-------- Input
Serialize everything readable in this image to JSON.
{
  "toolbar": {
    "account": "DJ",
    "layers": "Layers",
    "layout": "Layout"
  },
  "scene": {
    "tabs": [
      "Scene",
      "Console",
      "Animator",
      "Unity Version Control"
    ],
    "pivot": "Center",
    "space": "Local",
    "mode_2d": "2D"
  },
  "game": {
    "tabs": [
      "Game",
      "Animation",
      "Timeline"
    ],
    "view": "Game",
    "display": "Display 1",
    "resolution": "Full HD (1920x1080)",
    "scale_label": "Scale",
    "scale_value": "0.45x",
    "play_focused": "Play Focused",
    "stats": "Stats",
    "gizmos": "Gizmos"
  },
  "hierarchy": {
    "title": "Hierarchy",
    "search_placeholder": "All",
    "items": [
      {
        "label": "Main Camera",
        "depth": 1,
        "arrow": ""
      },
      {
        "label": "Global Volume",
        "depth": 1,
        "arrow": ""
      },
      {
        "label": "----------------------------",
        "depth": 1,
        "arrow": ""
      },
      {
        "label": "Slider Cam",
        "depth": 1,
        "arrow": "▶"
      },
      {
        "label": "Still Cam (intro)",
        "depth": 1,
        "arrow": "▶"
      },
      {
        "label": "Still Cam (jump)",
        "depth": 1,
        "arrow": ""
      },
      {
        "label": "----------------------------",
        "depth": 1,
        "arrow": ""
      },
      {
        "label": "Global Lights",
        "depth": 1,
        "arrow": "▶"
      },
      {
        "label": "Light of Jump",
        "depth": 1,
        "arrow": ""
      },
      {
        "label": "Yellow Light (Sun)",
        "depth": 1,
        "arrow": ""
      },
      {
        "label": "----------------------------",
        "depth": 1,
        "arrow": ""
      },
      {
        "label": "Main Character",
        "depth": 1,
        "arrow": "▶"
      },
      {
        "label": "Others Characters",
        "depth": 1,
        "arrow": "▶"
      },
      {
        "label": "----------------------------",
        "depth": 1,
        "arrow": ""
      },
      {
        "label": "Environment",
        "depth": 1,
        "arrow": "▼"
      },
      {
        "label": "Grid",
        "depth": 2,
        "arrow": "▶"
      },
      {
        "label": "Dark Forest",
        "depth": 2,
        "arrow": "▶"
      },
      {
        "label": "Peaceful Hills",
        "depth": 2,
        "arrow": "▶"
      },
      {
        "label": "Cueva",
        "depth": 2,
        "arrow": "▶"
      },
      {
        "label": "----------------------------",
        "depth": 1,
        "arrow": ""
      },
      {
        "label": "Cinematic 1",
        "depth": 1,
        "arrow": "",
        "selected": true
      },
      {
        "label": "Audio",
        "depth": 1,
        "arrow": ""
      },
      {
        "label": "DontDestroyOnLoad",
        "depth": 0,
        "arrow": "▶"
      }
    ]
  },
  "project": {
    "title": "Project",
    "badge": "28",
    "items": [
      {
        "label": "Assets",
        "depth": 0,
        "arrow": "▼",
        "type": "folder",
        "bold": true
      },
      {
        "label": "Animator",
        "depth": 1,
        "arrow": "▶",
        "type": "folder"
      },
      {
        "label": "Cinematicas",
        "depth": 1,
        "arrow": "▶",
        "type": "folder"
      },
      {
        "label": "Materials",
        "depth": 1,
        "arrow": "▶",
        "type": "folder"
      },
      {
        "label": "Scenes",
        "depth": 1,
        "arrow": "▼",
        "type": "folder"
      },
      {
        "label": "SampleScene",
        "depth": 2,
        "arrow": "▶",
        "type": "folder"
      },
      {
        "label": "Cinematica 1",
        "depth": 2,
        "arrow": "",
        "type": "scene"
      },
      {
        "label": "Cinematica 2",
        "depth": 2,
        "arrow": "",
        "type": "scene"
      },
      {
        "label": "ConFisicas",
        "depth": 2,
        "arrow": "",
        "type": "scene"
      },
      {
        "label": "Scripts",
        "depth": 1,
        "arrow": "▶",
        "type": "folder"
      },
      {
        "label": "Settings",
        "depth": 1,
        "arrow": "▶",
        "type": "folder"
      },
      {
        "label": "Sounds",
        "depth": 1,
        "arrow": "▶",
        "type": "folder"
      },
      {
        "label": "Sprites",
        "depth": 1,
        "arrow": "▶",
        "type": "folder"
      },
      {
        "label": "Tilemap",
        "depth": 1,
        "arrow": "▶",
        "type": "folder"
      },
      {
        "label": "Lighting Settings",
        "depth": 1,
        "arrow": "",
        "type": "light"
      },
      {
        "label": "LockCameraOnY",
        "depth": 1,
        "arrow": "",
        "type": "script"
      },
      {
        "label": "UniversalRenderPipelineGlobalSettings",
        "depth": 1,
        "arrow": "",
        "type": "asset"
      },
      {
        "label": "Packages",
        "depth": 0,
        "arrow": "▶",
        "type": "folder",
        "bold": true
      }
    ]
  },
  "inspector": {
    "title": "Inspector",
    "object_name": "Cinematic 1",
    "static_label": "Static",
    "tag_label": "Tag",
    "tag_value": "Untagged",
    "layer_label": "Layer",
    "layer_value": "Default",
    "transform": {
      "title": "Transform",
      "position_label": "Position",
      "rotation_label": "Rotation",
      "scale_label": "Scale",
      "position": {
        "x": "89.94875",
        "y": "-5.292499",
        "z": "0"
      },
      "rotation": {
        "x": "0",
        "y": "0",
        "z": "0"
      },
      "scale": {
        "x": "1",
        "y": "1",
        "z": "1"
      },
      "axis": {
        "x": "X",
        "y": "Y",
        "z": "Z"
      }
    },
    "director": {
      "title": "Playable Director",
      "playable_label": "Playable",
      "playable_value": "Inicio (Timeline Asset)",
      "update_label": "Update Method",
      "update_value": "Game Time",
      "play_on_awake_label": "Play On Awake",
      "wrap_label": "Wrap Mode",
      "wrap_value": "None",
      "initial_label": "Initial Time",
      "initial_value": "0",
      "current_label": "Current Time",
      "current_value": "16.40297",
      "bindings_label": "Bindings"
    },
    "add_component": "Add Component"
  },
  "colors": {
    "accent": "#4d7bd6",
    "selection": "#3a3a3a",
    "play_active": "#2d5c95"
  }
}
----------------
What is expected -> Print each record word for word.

Exercise output ->
Serialize everything readable in this image to JSON.
{
  "toolbar": {
    "account": "DJ",
    "layers": "Layers",
    "layout": "Layout"
  },
  "scene": {
    "tabs": [
      "Scene",
      "Console",
      "Animator",
      "Unity Version Control"
    ],
    "pivot": "Center",
    "space": "Local",
    "mode_2d": "2D"
  },
  "game": {
    "tabs": [
      "Game",
      "Animation",
      "Timeline"
    ],
    "view": "Game",
    "display": "Display 1",
    "resolution": "Full HD (1920x1080)",
    "scale_label": "Scale",
    "scale_value": "0.45x",
    "play_focused": "Play Focused",
    "stats": "Stats",
    "gizmos": "Gizmos"
  },
  "hierarchy": {
    "title": "Hierarchy",
    "search_placeholder": "All",
    "items": [
      {
        "label": "Main Camera",
        "depth": 1,
        "arrow": ""
      },
      {
        "label": "Global Volume",
        "depth": 1,
        "arrow": ""
      },
      {
        "label": "----------------------------",
        "depth": 1,
        "arrow": ""
      },
      {
        "label": "Slider Cam",
        "depth": 1,
        "arrow": "▶"
      },
      {
        "label": "Still Cam (intro)",
        "depth": 1,
        "arrow": "▶"
      },
      {
        "label": "Still Cam (jump)",
        "depth": 1,
        "arrow": ""
      },
      {
        "label": "----------------------------",
        "depth": 1,
        "arrow": ""
      },
      {
        "label": "Global Lights",
        "depth": 1,
        "arrow": "▶"
      },
      {
        "label": "Light of Jump",
        "depth": 1,
        "arrow": ""
      },
      {
        "label": "Yellow Light (Sun)",
        "depth": 1,
        "arrow": ""
      },
      {
        "label": "----------------------------",
        "depth": 1,
        "arrow": ""
      },
      {
        "label": "Main Character",
        "depth": 1,
        "arrow": "▶"
      },
      {
        "label": "Others Characters",
        "depth": 1,
        "arrow": "▶"
      },
      {
        "label": "----------------------------",
        "depth": 1,
        "arrow": ""
      },
      {
        "label": "Environment",
        "depth": 1,
        "arrow": "▼"
      },
      {
        "label": "Grid",
        "depth": 2,
        "arrow": "▶"
      },
      {
        "label": "Dark Forest",
        "depth": 2,
        "arrow": "▶"
      },
      {
        "label": "Peaceful Hills",
        "depth": 2,
        "arrow": "▶"
      },
      {
        "label": "Cueva",
        "depth": 2,
        "arrow": "▶"
      },
      {
        "label": "----------------------------",
        "depth": 1,
        "arrow": ""
      },
      {
        "label": "Cinematic 1",
        "depth": 1,
        "arrow": "",
        "selected": true
      },
      {
        "label": "Audio",
        "depth": 1,
        "arrow": ""
      },
      {
        "label": "DontDestroyOnLoad",
        "depth": 0,
        "arrow": "▶"
      }
    ]
  },
  "project": {
    "title": "Project",
    "badge": "28",
    "items": [
      {
        "label": "Assets",
        "depth": 0,
        "arrow": "▼",
        "type": "folder",
        "bold": true
      },
      {
        "label": "Animator",
        "depth": 1,
        "arrow": "▶",
        "type": "folder"
      },
      {
        "label": "Cinematicas",
        "depth": 1,
        "arrow": "▶",
        "type": "folder"
      },
      {
        "label": "Materials",
        "depth": 1,
        "arrow": "▶",
        "type": "folder"
      },
      {
        "label": "Scenes",
        "depth": 1,
        "arrow": "▼",
        "type": "folder"
      },
      {
        "label": "SampleScene",
        "depth": 2,
        "arrow": "▶",
        "type": "folder"
      },
      {
        "label": "Cinematica 1",
        "depth": 2,
        "arrow": "",
        "type": "scene"
      },
      {
        "label": "Cinematica 2",
        "depth": 2,
        "arrow": "",
        "type": "scene"
      },
      {
        "label": "ConFisicas",
        "depth": 2,
        "arrow": "",
        "type": "scene"
      },
      {
        "label": "Scripts",
        "depth": 1,
        "arrow": "▶",
        "type": "folder"
      },
      {
        "label": "Settings",
        "depth": 1,
        "arrow": "▶",
        "type": "folder"
      },
      {
        "label": "Sounds",
        "depth": 1,
        "arrow": "▶",
        "type": "folder"
      },
      {
        "label": "Sprites",
        "depth": 1,
        "arrow": "▶",
        "type": "folder"
      },
      {
        "label": "Tilemap",
        "depth": 1,
        "arrow": "▶",
        "type": "folder"
      },
      {
        "label": "Lighting Settings",
        "depth": 1,
        "arrow": "",
        "type": "light"
      },
      {
        "label": "LockCameraOnY",
        "depth": 1,
        "arrow": "",
        "type": "script"
      },
      {
        "label": "UniversalRenderPipelineGlobalSettings",
        "depth": 1,
        "arrow": "",
        "type": "asset"
      },
      {
        "label": "Packages",
        "depth": 0,
        "arrow": "▶",
        "type": "folder",
        "bold": true
      }
    ]
  },
  "inspector": {
    "title": "Inspector",
    "object_name": "Cinematic 1",
    "static_label": "Static",
    "tag_label": "Tag",
    "tag_value": "Untagged",
    "layer_label": "Layer",
    "layer_value": "Default",
    "transform": {
      "title": "Transform",
      "position_label": "Position",
      "rotation_label": "Rotation",
      "scale_label": "Scale",
      "position": {
        "x": "89.94875",
        "y": "-5.292499",
        "z": "0"
      },
      "rotation": {
        "x": "0",
        "y": "0",
        "z": "0"
      },
      "scale": {
        "x": "1",
        "y": "1",
        "z": "1"
      },
      "axis": {
        "x": "X",
        "y": "Y",
        "z": "Z"
      }
    },
    "director": {
      "title": "Playable Director",
      "playable_label": "Playable",
      "playable_value": "Inicio (Timeline Asset)",
      "update_label": "Update Method",
      "update_value": "Game Time",
      "play_on_awake_label": "Play On Awake",
      "wrap_label": "Wrap Mode",
      "wrap_value": "None",
      "initial_label": "Initial Time",
      "initial_value": "0",
      "current_label": "Current Time",
      "current_value": "16.40297",
      "bindings_label": "Bindings"
    },
    "add_component": "Add Component"
  },
  "colors": {
    "accent": "#4d7bd6",
    "selection": "#3a3a3a",
    "play_active": "#2d5c95"
  }
}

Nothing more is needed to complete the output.